Further Update I have been sent detailed information with regard to both HK and Indian censor cachets. This is almost certainly a Hong Kong Type 5 censor which was in use between September 1940 and November 1941 and was available in violet, green and red. The length of the wording on the side looks more compatible as well as the dates of use. There is still a remote possibility of it being an Indian "field censor" cachet but I think it is highly unlikely. This is the limitation of a single stamp as compared to all the details available on a used cover. But I have had fun with all the detective work. My thanks to GE-KK for providing scans and information.

Further Update I think this is from a censored commercial document and not a postal cover. Hence no post marks, local or arrival or otherwise.

Tuesday, 7 August 2012

Labuan centenary handstamp

Note small"4" in "24TH"

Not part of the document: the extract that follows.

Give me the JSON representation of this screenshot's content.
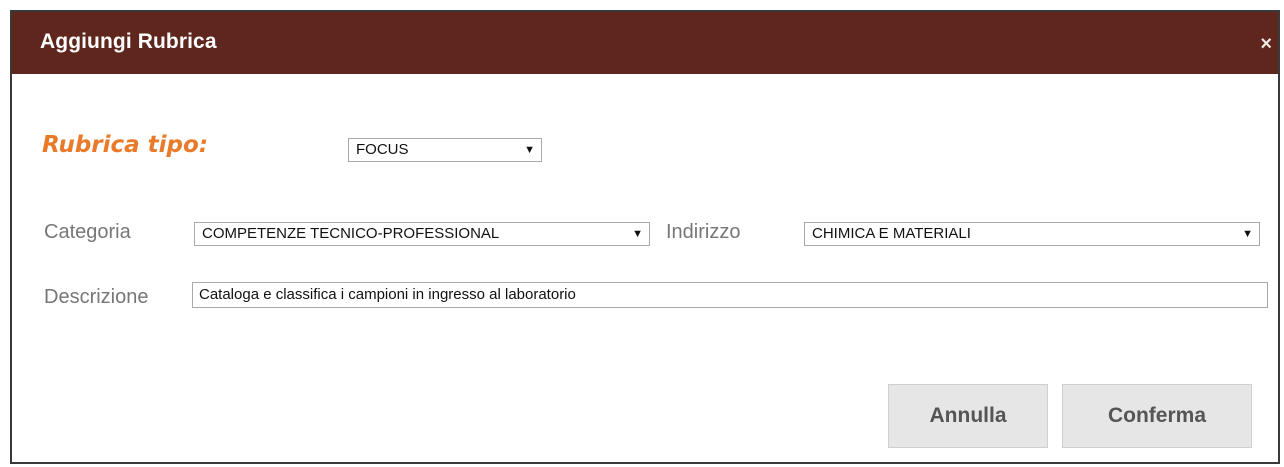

This was a fixed date hand stamp used to commemorate a hundred years since the island was originally given away by the then Sultan of Brunei. He actually agreed to officially cede Labuan on 18 December 1846. But the British flag was not raised in Labuan until 24 December of that year. It is the later date which was used in this hand stamp. It is rather surprising that the example in Ted Proud's book showed a date of DEC 22 which also left out the "TH".
The hand stamp was said to be in use for a month but in Robson Lowe' book mentioned one week. The majority of existing covers were dated 24 December 1946 and were invariably philatelic. Other dates are hard to find. The chop was valid for use on the BMA stamps of both North Borneo and Sarawak. But examples on Sarawak stamps are fairly uncommon and well worth looking out for. The use of this hand stamp on Australian stamps and covers are a bit of a mystery as stamps from Australia were only allowed to be used immediately post war before the availability of BMA overprinted stamps. They were philatelically inspired and there must have had been some laxity in the post office services in those chaotic times.